Morrissey (I-Henrico) has been spending his nights in jail since before the start of the current legislative session, on a misdemeanor charge related to his relationship with a 17-year-old receptionist at his law office.
The lawmaker, who won reelection literally from his jail cell and has since been charged with four felonies on top of the earlier charge of contributing to the delinquency of a minor, has caused much hand-wringing and consternation in Mr. Jefferson's Capitol.
Morrissey has a long history of legal skirmishes, starting 20 years ago with a courthouse fistfight.
In June, he was charged with multiple felonies for allegedly having sex with the young woman and sharing nude photos of her. Morrissey and the woman, now pregnant with a child prosecutors say is "perhaps" his, have denied any wrongdoing and blamed the woman's ex-girlfriend for hacking their phones to frame them.
Morrissey agreed to a plea deal in which he admitted no guilt but avoided conviction on the felony charges....A second indictment unsealed in January alleges that Morrissey, 57, submitted a forged document as evidence and lied under oath in the earlier case.
The phrase "you can't make this up" hardly suffices.
A Vallejo homeowner fed up with package thefts from his front porch left a stinky surprise boxed up for the thief with a little help from his dog.
A West Virginia judge accused of a sexual relationship with a community corrections director was "seduced and taken advantage of," her lawyer argued in her ethics case before the state supreme court.
[Jaymie] Wilfong, a Randolph County circuit judge, had a two-year romantic relationship with North Central Community Corrections Director William Travis Carter that included in-chambers trysts between court proceedings...
Deitzler [her defense attorney at ethics proceedings] told the state supreme court there were only two instances of sexual conduct at the courthouse, and the affair didn't affect the judge's impartiality. He also said the judge was seduced.
"I'm not using it as an excuse," Deitzler said. "The perception unquestionably is she was seduced and taken advantage of."
You have to love the, er, creativity of an attorney who says, "I'm not using it as an excuse," and then, a full ten words later, says she was "taken advantage of."
And the prize in economics goes to [drum roll] ...
ISTAT -- the Italian government's National Institute of Statistics, for proudly taking the lead in fulfilling the European Union mandate for each country to increase the official size of its national economy by including revenues from prostitution, illegal drug sales, smuggling, and all other unlawful financial transactions between willing participants.
The full list is here.
A study published Thursday in The American Journal Of Criminal Psychology has found a nearly perfect statistical correlation between children who were denied a toy they wanted when visiting a store with their parents and the later development of homicidal...Curious to see if we get a Swift's Law effect on this one.
Rest assured, Justice Scalia's views on originalism and pizza have not "evolved" (or degenerated, as originalists regard such shifts in the views of other justices). Art Golab has this report for the Chicago Sun-Times:
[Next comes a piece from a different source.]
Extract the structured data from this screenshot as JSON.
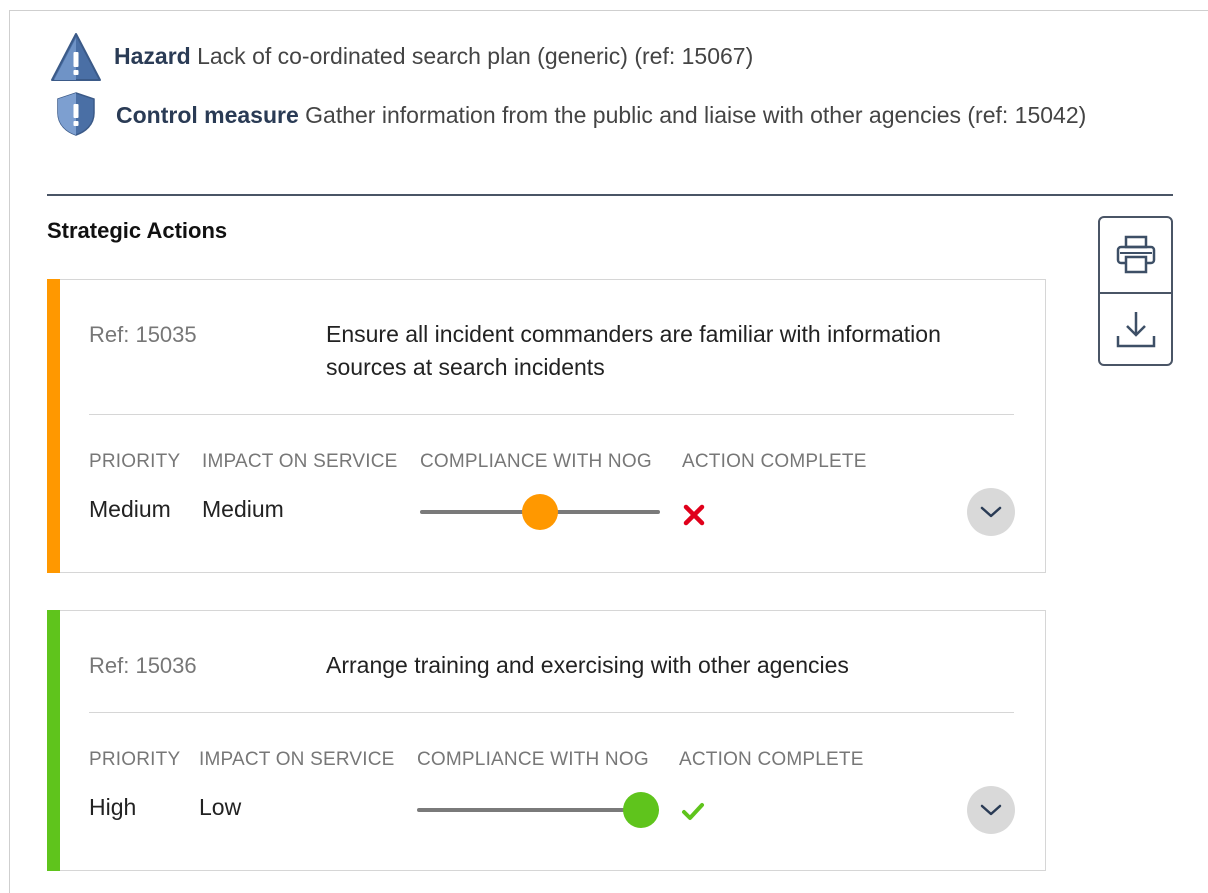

Scalia also displayed his famous sarcastic wit throughout, lastly directing it at Chicago deep dish pizza during questioning after his speech. He said he liked both Chicago and New York style pizza, but Chicago style "shouldn't be called pizza" he said. "It's very tasty, but it's not pizza."More seriously, Justice Scalia's Washington's Birthday speech lamented the decline in American civics education.